Heidi and Penelope (Randyjw; May 4, 2016)
Heidi and Penelope were rescue dogs and have already lived their lives here on this earth. It has been many years now since they have been gone, but I thought they deserved a little tribute as I was thinking back on their lives and of a particular episode, which was really extraordinary.
You always hear some miraculous tales (tails!) about animals helping or saving people, and this is one of them. I am changing the relationships and some of the specific details a bit, for various and sundry purposes, but the story is essentially the way I recall it.
Heidi was a dachshund, and they are very intelligent animals. Penelope was either a bichon frise or a maltese, I believe. Heidi was russet and black, in color, and Penelope was a curly-haired fluff of white. She was also very smart, but was residually wary of people, as she had been severely abused as a puppy.
Both dogs were well-cared for since they were brought home from the shelter from where they had been adopted. They were rarely leashed, but I guess nobody had complained and they were never a nuisance. They just went out and did whatever doggies do when they go for walks in their safe, and mostly secluded, neighborhoods. They had a big backyard to run around in, and led, I would fathom, what would be considered fairly comfortable lives.
Heidi was vivacious, so sweet, and understood whatever you said to her. She had alot of energy and was considerably rambunctious. Penny was a subdued individual, and preferred a quiet petting curled up with you on the floor. She would shy away from most people, but since I always took the time to single her out and spend most time visiting with her, she allowed me to be her friend.
Heidi knew I loved her, and didn’t have one iota of envy that my time was given so exclusively to Penelope. She was okay with it; probably even thankful that I did so. Heidi was such a good girl and suffered the lack of attention and affection so that her little “doggie sister”, Penelope, could experience the healing, in some small way, of making up for human inadequacies, which had been lacking since her birth, this time around in her new home.
At the end of the long backyard was a lake, and a small dock of wood set at the edge of the water and the shore. The dock was in need of repair, as it was in the process of decay and had some dry rot, as well.
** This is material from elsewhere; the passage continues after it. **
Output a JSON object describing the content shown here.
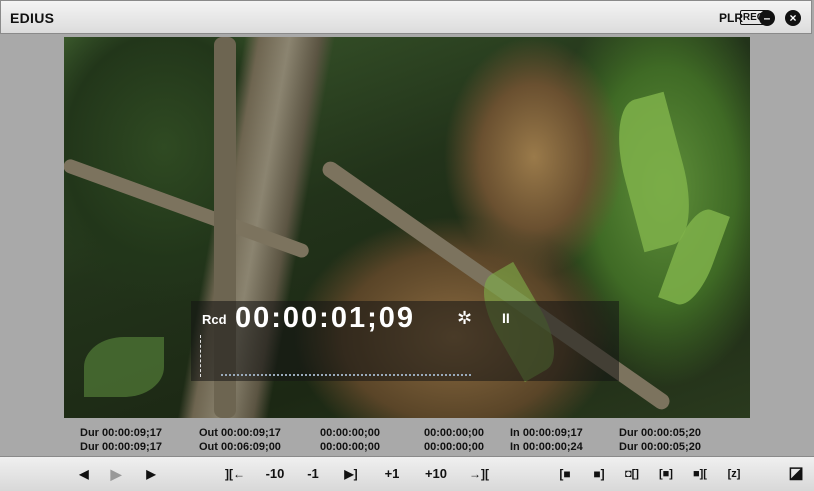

We had all just been down to see it, and the guy I was with, who was looking at the dock to determine its state of functionality, wound up stubbing a smoked cigarette on top of one of the posts.
The little dog, Heidi, whom I called “Heidi-ho”, came up to me when we had gone inside the home, and swung her body quickly in a half-turn, indicating I should follow her. I looked at her to make sure that was what she wanted, and, indeed, it was. In fact, it was a major race, and Heidi made that perfectly clear. I followed her to the back door, opened it for us both, and raced after her as she headed for the dock.
There, where Heidi had led me, I found what had turned out to be a catastrophe in the making. The post had started to smolder, catching fire from the cigarette butt that had been extinguished, none too well, on its surface. Heidi had averted a disaster, which could have had deadly consequences for all of us. We doused the post with water from the lake, and were saved by a little German-breed dog! History does have a way of coming full circle, after all!
Thanks to her fast action and quick thinking, Heidi, a rescued dog, became our very own rescuers, instead! “Hey, ho! Heidi-Ho!”